So much for a historic convention floor fight in Cleveland this summer.
The prospect of a contested Republican convention captivated party officials, political junkies and the media for months -- sending everyone to the rulebooks for a refresher on how the nomination process works.
That's all a pipe dream now.
Donald Trump emerged Tuesday as the GOP's presumptive 2016 nominee following a commanding win in Indiana and Ted Cruz's decision to drop out of the race. Trump said he spoke with Republican National Committee Chairman Reince Priebus Tuesday night. And the chairman, who has had a contentious relationship with Trump, made clear the real estate mogul would be at the top of the ticket in November.
"@realDonaldTrump will be presumptive @GOP nominee," Priebus tweeted. "We all need to unite and focus on defeating @HillaryClinton #NeverClinton"
A key strategy of the anti-Trump forces centered on keeping Trump from reaching a majority of delegates. The assumption was that a rival campaign's superior ground game would easily defeat Trump on the convention floor once many delegates were no longer bound by popular votes in their states.
The architects of this strategy seemed incredibly confident just last month.
"GOP voters in Wisconsin rejected Donald Trump just like the entire Republican base will do in Cleveland this summer," said Katie Packer of the anti-Trump Our Principles PAC just a month ago, after Texas Sen. Ted Cruz defeated Trump in Wisconsin. "The Republican presidential nomination process now moves to an open convention."
And few weeks ago, Cruz himself was confident that Trump would not reach the delegate threshold, calling his victory in Wisconsin "the nail in the coffin."
"We are headed to a contested convention. At this point, nobody is getting 1,237," Cruz told a Philadelphia radio host on April 20. "Donald is going to talk all the time about other folks not getting to 1,237. He's not getting there, either."
But after the results were in Tuesday night, the tone from Trump's opposition changed.
Trump's big win forced Cruz to admit that his own path to the nomination "has been foreclosed."
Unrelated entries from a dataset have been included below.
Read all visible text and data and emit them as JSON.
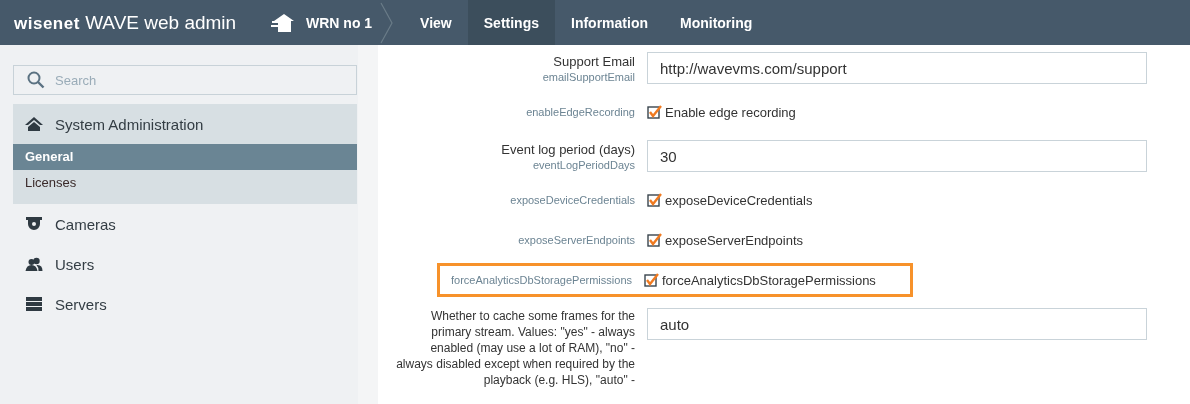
{
  "header": {
    "logo_brand": "wisenet",
    "logo_product": "WAVE web admin",
    "system": "WRN no 1",
    "nav": [
      {
        "label": "View",
        "selected": false
      },
      {
        "label": "Settings",
        "selected": true
      },
      {
        "label": "Information",
        "selected": false
      },
      {
        "label": "Monitoring",
        "selected": false
      }
    ]
  },
  "sidebar": {
    "search": {
      "placeholder": "Search"
    },
    "sections": [
      {
        "kind": "home",
        "label": "System Administration",
        "expanded": true,
        "children": [
          {
            "label": "General",
            "selected": true
          },
          {
            "label": "Licenses",
            "selected": false
          }
        ]
      },
      {
        "kind": "camera",
        "label": "Cameras",
        "expanded": false
      },
      {
        "kind": "users",
        "label": "Users",
        "expanded": false
      },
      {
        "kind": "servers",
        "label": "Servers",
        "expanded": false
      }
    ]
  },
  "settings": [
    {
      "kind": "text",
      "label": "Support Email",
      "key": "emailSupportEmail",
      "value": "http://wavevms.com/support",
      "highlighted": false
    },
    {
      "kind": "checkbox",
      "key": "enableEdgeRecording",
      "text": "Enable edge recording",
      "checked": true,
      "highlighted": false
    },
    {
      "kind": "text",
      "label": "Event log period (days)",
      "key": "eventLogPeriodDays",
      "value": "30",
      "highlighted": false
    },
    {
      "kind": "checkbox",
      "key": "exposeDeviceCredentials",
      "text": "exposeDeviceCredentials",
      "checked": true,
      "highlighted": false
    },
    {
      "kind": "checkbox",
      "key": "exposeServerEndpoints",
      "text": "exposeServerEndpoints",
      "checked": true,
      "highlighted": false
    },
    {
      "kind": "checkbox",
      "key": "forceAnalyticsDbStoragePermissions",
      "text": "forceAnalyticsDbStoragePermissions",
      "checked": true,
      "highlighted": true
    },
    {
      "kind": "text",
      "label": "Whether to cache some frames for the primary stream. Values: \"yes\" - always enabled (may use a lot of RAM), \"no\" - always disabled except when required by the playback (e.g. HLS), \"auto\" -",
      "value": "auto",
      "highlighted": false
    }
  ]
}
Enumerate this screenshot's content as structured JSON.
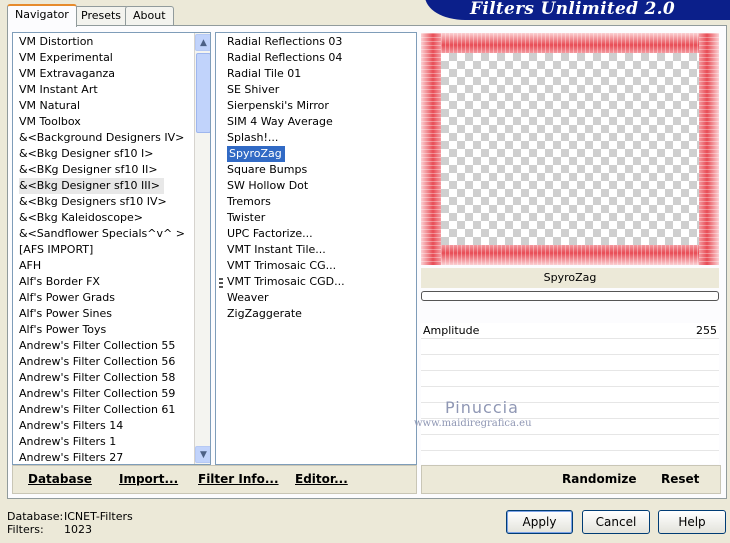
{
  "banner_title": "Filters Unlimited 2.0",
  "tabs": [
    {
      "label": "Navigator",
      "active": true
    },
    {
      "label": "Presets",
      "active": false
    },
    {
      "label": "About",
      "active": false
    }
  ],
  "categories": [
    "VM Distortion",
    "VM Experimental",
    "VM Extravaganza",
    "VM Instant Art",
    "VM Natural",
    "VM Toolbox",
    "&<Background Designers IV>",
    "&<Bkg Designer sf10 I>",
    "&<BKg Designer sf10 II>",
    "&<Bkg Designer sf10 III>",
    "&<Bkg Designers sf10 IV>",
    "&<Bkg Kaleidoscope>",
    "&<Sandflower Specials^v^ >",
    "[AFS IMPORT]",
    "AFH",
    "Alf's Border FX",
    "Alf's Power Grads",
    "Alf's Power Sines",
    "Alf's Power Toys",
    "Andrew's Filter Collection 55",
    "Andrew's Filter Collection 56",
    "Andrew's Filter Collection 58",
    "Andrew's Filter Collection 59",
    "Andrew's Filter Collection 61",
    "Andrew's Filters 14",
    "Andrew's Filters 1",
    "Andrew's Filters 27"
  ],
  "selected_category": "&<Bkg Designer sf10 III>",
  "filters": [
    "Radial Reflections 03",
    "Radial Reflections 04",
    "Radial Tile 01",
    "SE Shiver",
    "Sierpenski's Mirror",
    "SIM 4 Way Average",
    "Splash!...",
    "SpyroZag",
    "Square Bumps",
    "SW Hollow Dot",
    "Tremors",
    "Twister",
    "UPC Factorize...",
    "VMT Instant Tile...",
    "VMT Trimosaic CG...",
    "VMT Trimosaic CGD...",
    "Weaver",
    "ZigZaggerate"
  ],
  "selected_filter": "SpyroZag",
  "left_buttons": [
    "Database",
    "Import...",
    "Filter Info...",
    "Editor..."
  ],
  "filter_name": "SpyroZag",
  "params": [
    {
      "label": "Amplitude",
      "value": "255"
    }
  ],
  "right_buttons": [
    "Randomize",
    "Reset"
  ],
  "watermark": {
    "name": "Pinuccia",
    "url": "www.maidiregrafica.eu"
  },
  "status": {
    "database_label": "Database:",
    "database_value": "ICNET-Filters",
    "filters_label": "Filters:",
    "filters_value": "1023"
  },
  "dialog_buttons": {
    "apply": "Apply",
    "cancel": "Cancel",
    "help": "Help"
  },
  "colors": {
    "banner": "#0b1f8a",
    "selection": "#316ac5",
    "preview_frame": "#e84c55"
  }
}
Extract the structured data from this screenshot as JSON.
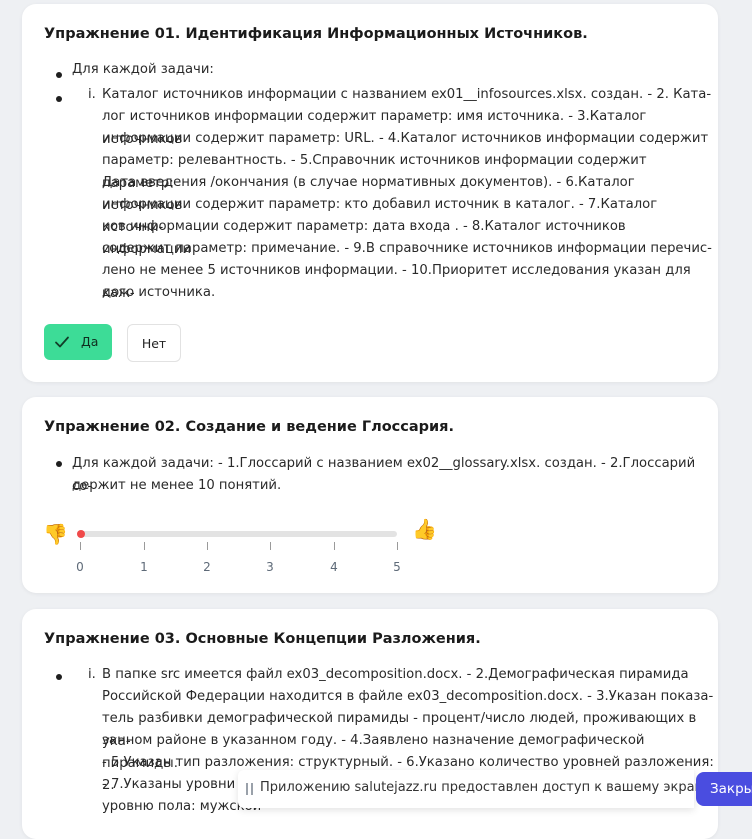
{
  "exercise1": {
    "title": "Упражнение 01. Идентификация Информационных Источников.",
    "bullet_text": "Для каждой задачи:",
    "roman": "i.",
    "lines": [
      "Каталог источников информации с названием ex01__infosources.xlsx. создан. - 2. Ката-",
      "лог источников информации содержит параметр: имя источника. - 3.Каталог источников",
      "информации содержит параметр: URL. - 4.Каталог источников информации содержит",
      "параметр: релевантность. - 5.Справочник источников информации содержит параметр:",
      "Дата введения /окончания (в случае нормативных документов). - 6.Каталог источников",
      "информации содержит параметр: кто добавил источник в каталог. - 7.Каталог источни-",
      "ков информации содержит параметр: дата входа . - 8.Каталог источников информации",
      "содержит параметр: примечание. - 9.В справочнике источников информации перечис-",
      "лено не менее 5 источников информации. - 10.Приоритет исследования указан для каж-",
      "дого источника."
    ],
    "yes_label": "Да",
    "no_label": "Нет"
  },
  "exercise2": {
    "title": "Упражнение 02. Создание и ведение Глоссария.",
    "lines": [
      "Для каждой задачи: - 1.Глоссарий с названием ex02__glossary.xlsx. создан. - 2.Глоссарий со-",
      "держит не менее 10 понятий."
    ],
    "thumbs_down_icon": "👎",
    "thumbs_up_icon": "👍",
    "scale_labels": [
      "0",
      "1",
      "2",
      "3",
      "4",
      "5"
    ],
    "rating_value": 0
  },
  "exercise3": {
    "title": "Упражнение 03. Основные Концепции Разложения.",
    "roman": "i.",
    "lines": [
      "В папке src имеется файл ex03_decomposition.docx. - 2.Демографическая пирамида",
      "Российской Федерации находится в файле ex03_decomposition.docx. - 3.Указан показа-",
      "тель разбивки демографической пирамиды - процент/число людей, проживающих в ука-",
      "занном районе в указанном году. - 4.Заявлено назначение демографической пирамиды.",
      "- 5.Указан тип разложения: структурный. - 6.Указано количество уровней разложения: 2.",
      "- 7.Указаны уровни разложения:",
      "уровню пола: мужской"
    ]
  },
  "toast": {
    "message": "Приложению salutejazz.ru предоставлен доступ к вашему экрану.",
    "close_label": "Закры"
  },
  "colors": {
    "yes_button": "#3ddc97",
    "slider_thumb": "#f04a4a",
    "toast_button": "#4a4de0",
    "page_bg": "#eef0f3"
  }
}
"In view of tonight's events, it's obviously significantly harder to see how Donald Trump does not become the GOP nominee," said Liz Mair, who co-founded an anti-Trump PAC called Make America Awesome. "For too many Americans, the choice between Hillary Clinton and Donald Trump feels like a choice between being shot in the head, and being shot in the head, with perhaps the only 'third way' being a vote for the Libertarian Party candidate or a write-in, just to ease the conscience. In any event, I expect the onslaught from the Democratic Party to be imminent, brutal, and devastating."
Packer, meanwhile, pledged to keep working against Trump, expressing hope that in the month before the June 7 primary in California, he might "disqualify himself in the eyes of voters."
Unable to best Trump in the popular vote in most states, Cruz's campaign dedicated significant resources to mastering the party's complicated delegate selection process, going meticulously state-by-state to peel delegates from Trump's grasp. Cruz was especially successful last month in Colorado, where strong organization overtook Trump to claim 13 delegates.
The effort was, in fact, so successful in many states that Trump and his campaign lashed out at the Republican Party, accusing the primary system of being "rigged" and "unfair."
Party officials responded by saying that Cruz was merely doing a better job of securing delegates through rules that had been public for months.
Despite Cruz's successes with delegates later in the primary process, Trump's consistent victories with voters made it increasingly difficult to catch up with him in the delegate count.
Cruz's exit from the race leaves only Ohio Gov. John Kasich to face Trump in future contests, a candidate who has only defeated Trump in a single state: His own.